[Try it]: Your answer must consist of the records below, reproduced exactly, with every picture removed.

[Extracted records]:
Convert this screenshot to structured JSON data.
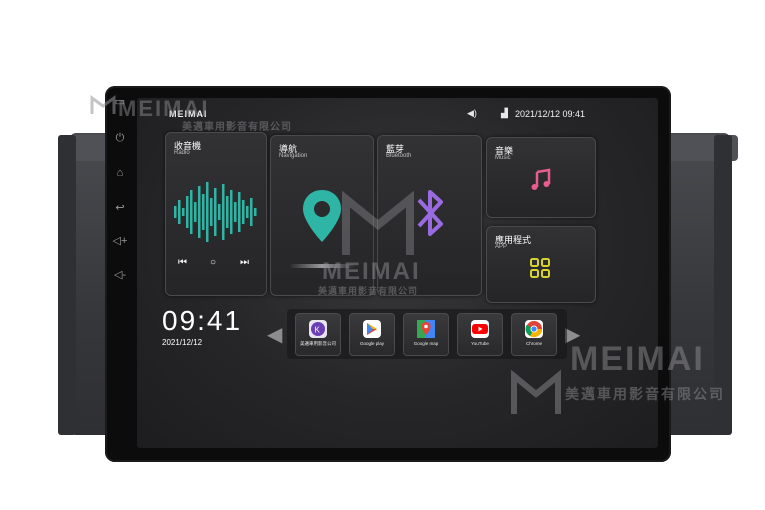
{
  "status_bar": {
    "brand": "MEIMAI",
    "datetime": "2021/12/12 09:41"
  },
  "cards": {
    "radio": {
      "title": "收音機",
      "subtitle": "Radio"
    },
    "navigation": {
      "title": "導航",
      "subtitle": "Navigation"
    },
    "bluetooth": {
      "title": "藍芽",
      "subtitle": "Bluetooth"
    },
    "music": {
      "title": "音樂",
      "subtitle": "Music"
    },
    "apps": {
      "title": "應用程式",
      "subtitle": "APP"
    }
  },
  "clock": {
    "time": "09:41",
    "date": "2021/12/12"
  },
  "dock": [
    {
      "label": "美邁車用影音公司",
      "icon": "kk-app-icon"
    },
    {
      "label": "Google play",
      "icon": "play-store-icon"
    },
    {
      "label": "Google map",
      "icon": "maps-icon"
    },
    {
      "label": "YouTube",
      "icon": "youtube-icon"
    },
    {
      "label": "Chrome",
      "icon": "chrome-icon"
    }
  ],
  "watermark": {
    "brand": "MEIMAI",
    "company": "美邁車用影音有限公司"
  },
  "colors": {
    "accent_teal": "#2fb5a5",
    "bluetooth_purple": "#9a6be0",
    "music_pink": "#e85d8a",
    "apps_yellow": "#d8d22e"
  }
}
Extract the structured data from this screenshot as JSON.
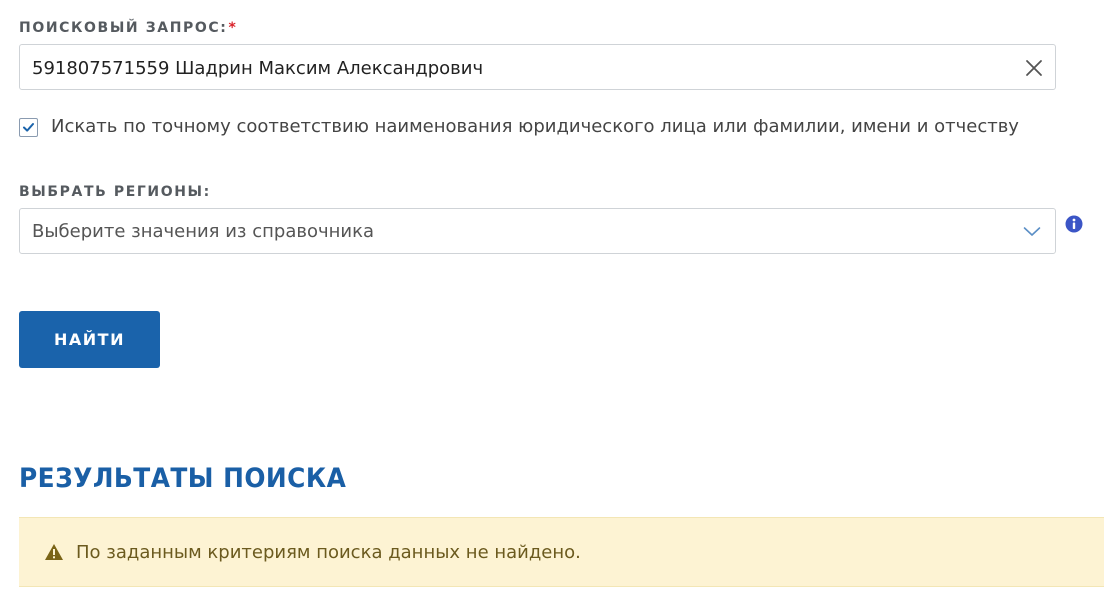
{
  "search": {
    "label": "ПОИСКОВЫЙ ЗАПРОС:",
    "required_mark": "*",
    "value": "591807571559 Шадрин Максим Александрович"
  },
  "exact_match": {
    "checked": true,
    "label": "Искать по точному соответствию наименования юридического лица или фамилии, имени и отчеству"
  },
  "regions": {
    "label": "ВЫБРАТЬ РЕГИОНЫ:",
    "placeholder": "Выберите значения из справочника"
  },
  "actions": {
    "find_label": "НАЙТИ"
  },
  "results": {
    "title": "РЕЗУЛЬТАТЫ ПОИСКА",
    "message": "По заданным критериям поиска данных не найдено."
  },
  "colors": {
    "accent": "#1a63ab",
    "title": "#1a5fa6",
    "required": "#d9222a",
    "alert_bg": "#fdf3d3",
    "alert_text": "#6b5a1e",
    "info_icon": "#3b55c6"
  },
  "icons": {
    "clear": "close-icon",
    "checkbox": "check-icon",
    "dropdown": "chevron-down-icon",
    "info": "info-icon",
    "alert": "warning-icon"
  }
}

[Your response]:
Convert this screenshot to structured JSON data.
{
  "status_bar": {
    "brand": "MEIMAI",
    "datetime": "2021/12/12 09:41"
  },
  "cards": {
    "radio": {
      "title": "收音機",
      "subtitle": "Radio"
    },
    "navigation": {
      "title": "導航",
      "subtitle": "Navigation"
    },
    "bluetooth": {
      "title": "藍芽",
      "subtitle": "Bluetooth"
    },
    "music": {
      "title": "音樂",
      "subtitle": "Music"
    },
    "apps": {
      "title": "應用程式",
      "subtitle": "APP"
    }
  },
  "clock": {
    "time": "09:41",
    "date": "2021/12/12"
  },
  "dock": [
    {
      "label": "美邁車用影音公司",
      "icon": "kk-app-icon"
    },
    {
      "label": "Google play",
      "icon": "play-store-icon"
    },
    {
      "label": "Google map",
      "icon": "maps-icon"
    },
    {
      "label": "YouTube",
      "icon": "youtube-icon"
    },
    {
      "label": "Chrome",
      "icon": "chrome-icon"
    }
  ],
  "watermark": {
    "brand": "MEIMAI",
    "company": "美邁車用影音有限公司"
  },
  "colors": {
    "accent_teal": "#2fb5a5",
    "bluetooth_purple": "#9a6be0",
    "music_pink": "#e85d8a",
    "apps_yellow": "#d8d22e"
  }
}
Extract the structured data from this screenshot as JSON.
{
  "search": {
    "label": "ПОИСКОВЫЙ ЗАПРОС:",
    "required_mark": "*",
    "value": "591807571559 Шадрин Максим Александрович"
  },
  "exact_match": {
    "checked": true,
    "label": "Искать по точному соответствию наименования юридического лица или фамилии, имени и отчеству"
  },
  "regions": {
    "label": "ВЫБРАТЬ РЕГИОНЫ:",
    "placeholder": "Выберите значения из справочника"
  },
  "actions": {
    "find_label": "НАЙТИ"
  },
  "results": {
    "title": "РЕЗУЛЬТАТЫ ПОИСКА",
    "message": "По заданным критериям поиска данных не найдено."
  },
  "colors": {
    "accent": "#1a63ab",
    "title": "#1a5fa6",
    "required": "#d9222a",
    "alert_bg": "#fdf3d3",
    "alert_text": "#6b5a1e",
    "info_icon": "#3b55c6"
  },
  "icons": {
    "clear": "close-icon",
    "checkbox": "check-icon",
    "dropdown": "chevron-down-icon",
    "info": "info-icon",
    "alert": "warning-icon"
  }
}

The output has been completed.